Your task is to return the span of lines beginning at the one with "Serialize everything readable" and ending at the last line of the data, exactly as it stands.

» **DATA RECORDS**
Start of Block

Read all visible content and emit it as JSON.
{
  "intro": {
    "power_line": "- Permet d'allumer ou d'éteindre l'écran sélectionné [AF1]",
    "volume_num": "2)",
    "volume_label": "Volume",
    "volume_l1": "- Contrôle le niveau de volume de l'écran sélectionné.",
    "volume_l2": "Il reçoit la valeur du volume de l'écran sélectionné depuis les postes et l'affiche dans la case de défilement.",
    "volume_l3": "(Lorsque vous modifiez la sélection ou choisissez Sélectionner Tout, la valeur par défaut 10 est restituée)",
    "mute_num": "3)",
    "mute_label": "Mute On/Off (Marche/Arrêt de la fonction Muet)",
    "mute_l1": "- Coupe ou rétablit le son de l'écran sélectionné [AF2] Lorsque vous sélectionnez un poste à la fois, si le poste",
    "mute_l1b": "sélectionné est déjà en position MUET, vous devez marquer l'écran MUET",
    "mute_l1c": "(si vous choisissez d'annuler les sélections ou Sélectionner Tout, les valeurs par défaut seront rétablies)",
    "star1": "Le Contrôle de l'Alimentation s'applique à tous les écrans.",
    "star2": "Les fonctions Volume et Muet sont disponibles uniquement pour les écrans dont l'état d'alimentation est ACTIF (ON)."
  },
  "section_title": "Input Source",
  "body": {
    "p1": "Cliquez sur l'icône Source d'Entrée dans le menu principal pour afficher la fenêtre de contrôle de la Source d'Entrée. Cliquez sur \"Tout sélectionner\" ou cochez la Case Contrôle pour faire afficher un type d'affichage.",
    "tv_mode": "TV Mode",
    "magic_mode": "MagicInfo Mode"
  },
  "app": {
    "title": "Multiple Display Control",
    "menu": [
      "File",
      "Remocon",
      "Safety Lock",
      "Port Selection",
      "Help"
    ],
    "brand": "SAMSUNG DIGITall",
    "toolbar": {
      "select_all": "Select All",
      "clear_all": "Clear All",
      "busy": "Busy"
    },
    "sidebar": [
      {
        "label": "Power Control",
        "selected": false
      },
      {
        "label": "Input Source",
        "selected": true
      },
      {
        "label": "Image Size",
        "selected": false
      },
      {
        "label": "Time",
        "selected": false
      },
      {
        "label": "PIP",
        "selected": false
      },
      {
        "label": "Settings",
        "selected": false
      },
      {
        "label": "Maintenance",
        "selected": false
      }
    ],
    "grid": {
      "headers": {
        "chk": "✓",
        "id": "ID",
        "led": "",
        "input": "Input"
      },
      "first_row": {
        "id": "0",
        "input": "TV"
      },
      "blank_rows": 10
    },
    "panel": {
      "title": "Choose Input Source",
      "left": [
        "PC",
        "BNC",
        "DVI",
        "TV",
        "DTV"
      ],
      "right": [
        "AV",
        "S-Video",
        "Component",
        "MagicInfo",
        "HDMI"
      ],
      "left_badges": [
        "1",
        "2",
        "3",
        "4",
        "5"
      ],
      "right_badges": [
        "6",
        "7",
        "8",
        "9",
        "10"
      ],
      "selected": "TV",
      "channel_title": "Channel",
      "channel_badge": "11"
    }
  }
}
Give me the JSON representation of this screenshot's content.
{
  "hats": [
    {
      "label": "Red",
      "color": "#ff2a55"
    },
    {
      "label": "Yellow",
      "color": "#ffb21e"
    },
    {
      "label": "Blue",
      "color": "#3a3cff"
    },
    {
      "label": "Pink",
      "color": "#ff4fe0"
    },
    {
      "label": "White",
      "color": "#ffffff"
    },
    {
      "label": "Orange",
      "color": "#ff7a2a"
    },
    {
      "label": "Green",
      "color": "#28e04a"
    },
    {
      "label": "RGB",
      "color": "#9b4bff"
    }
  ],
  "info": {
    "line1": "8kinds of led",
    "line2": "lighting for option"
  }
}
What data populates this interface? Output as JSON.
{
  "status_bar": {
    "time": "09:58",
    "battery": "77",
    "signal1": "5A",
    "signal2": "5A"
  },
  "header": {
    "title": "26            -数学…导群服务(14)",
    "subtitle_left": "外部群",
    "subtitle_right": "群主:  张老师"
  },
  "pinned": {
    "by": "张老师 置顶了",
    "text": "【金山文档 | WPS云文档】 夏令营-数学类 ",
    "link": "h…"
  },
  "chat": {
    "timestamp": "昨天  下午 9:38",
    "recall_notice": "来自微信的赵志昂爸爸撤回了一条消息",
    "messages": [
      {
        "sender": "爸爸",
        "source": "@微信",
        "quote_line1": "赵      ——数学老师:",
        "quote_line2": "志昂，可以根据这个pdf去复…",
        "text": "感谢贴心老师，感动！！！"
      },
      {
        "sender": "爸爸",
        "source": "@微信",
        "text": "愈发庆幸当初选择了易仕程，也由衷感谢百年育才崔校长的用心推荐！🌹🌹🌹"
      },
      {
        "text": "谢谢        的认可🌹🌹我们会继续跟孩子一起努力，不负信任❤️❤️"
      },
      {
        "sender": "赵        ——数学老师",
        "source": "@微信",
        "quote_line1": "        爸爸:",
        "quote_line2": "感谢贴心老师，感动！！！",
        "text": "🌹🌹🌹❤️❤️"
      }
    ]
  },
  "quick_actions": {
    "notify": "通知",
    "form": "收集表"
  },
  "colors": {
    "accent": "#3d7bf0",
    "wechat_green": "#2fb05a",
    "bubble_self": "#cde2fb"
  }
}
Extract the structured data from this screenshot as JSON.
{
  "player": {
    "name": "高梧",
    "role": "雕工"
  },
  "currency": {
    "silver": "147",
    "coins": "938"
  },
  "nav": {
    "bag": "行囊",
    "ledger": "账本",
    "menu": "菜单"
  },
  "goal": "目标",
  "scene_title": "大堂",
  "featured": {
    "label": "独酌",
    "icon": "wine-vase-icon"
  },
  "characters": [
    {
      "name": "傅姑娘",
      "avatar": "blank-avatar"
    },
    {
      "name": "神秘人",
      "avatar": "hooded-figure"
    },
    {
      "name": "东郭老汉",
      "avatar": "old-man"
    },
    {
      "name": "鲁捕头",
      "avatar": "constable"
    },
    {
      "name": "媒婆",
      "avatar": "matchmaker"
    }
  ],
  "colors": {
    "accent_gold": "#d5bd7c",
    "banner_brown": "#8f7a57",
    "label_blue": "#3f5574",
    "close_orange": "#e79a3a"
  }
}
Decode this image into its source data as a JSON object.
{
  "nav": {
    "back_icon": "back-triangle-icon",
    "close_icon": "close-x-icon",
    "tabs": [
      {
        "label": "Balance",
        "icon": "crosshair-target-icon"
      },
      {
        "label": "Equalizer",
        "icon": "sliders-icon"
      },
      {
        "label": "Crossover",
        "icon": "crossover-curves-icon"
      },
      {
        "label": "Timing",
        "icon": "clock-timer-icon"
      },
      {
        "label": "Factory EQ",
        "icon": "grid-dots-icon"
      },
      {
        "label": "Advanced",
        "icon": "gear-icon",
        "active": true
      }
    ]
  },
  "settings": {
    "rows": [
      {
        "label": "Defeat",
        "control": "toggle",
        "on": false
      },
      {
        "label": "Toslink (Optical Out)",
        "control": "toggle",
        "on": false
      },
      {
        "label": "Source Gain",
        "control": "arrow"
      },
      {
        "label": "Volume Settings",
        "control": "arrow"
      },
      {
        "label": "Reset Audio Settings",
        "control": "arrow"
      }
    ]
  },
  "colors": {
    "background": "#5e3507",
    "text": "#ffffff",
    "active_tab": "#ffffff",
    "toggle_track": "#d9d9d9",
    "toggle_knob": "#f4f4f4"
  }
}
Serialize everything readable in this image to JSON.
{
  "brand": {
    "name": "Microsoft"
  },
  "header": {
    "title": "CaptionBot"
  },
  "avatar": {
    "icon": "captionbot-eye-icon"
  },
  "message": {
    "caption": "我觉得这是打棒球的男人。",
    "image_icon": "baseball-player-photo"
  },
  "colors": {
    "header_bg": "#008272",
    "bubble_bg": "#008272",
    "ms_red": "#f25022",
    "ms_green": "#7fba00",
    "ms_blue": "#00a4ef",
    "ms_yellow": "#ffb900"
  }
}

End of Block

» **EXERCISE ANSWER**
Serialize everything readable in this image to JSON.
{
  "brand": {
    "name": "Microsoft"
  },
  "header": {
    "title": "CaptionBot"
  },
  "avatar": {
    "icon": "captionbot-eye-icon"
  },
  "message": {
    "caption": "我觉得这是打棒球的男人。",
    "image_icon": "baseball-player-photo"
  },
  "colors": {
    "header_bg": "#008272",
    "bubble_bg": "#008272",
    "ms_red": "#f25022",
    "ms_green": "#7fba00",
    "ms_blue": "#00a4ef",
    "ms_yellow": "#ffb900"
  }
}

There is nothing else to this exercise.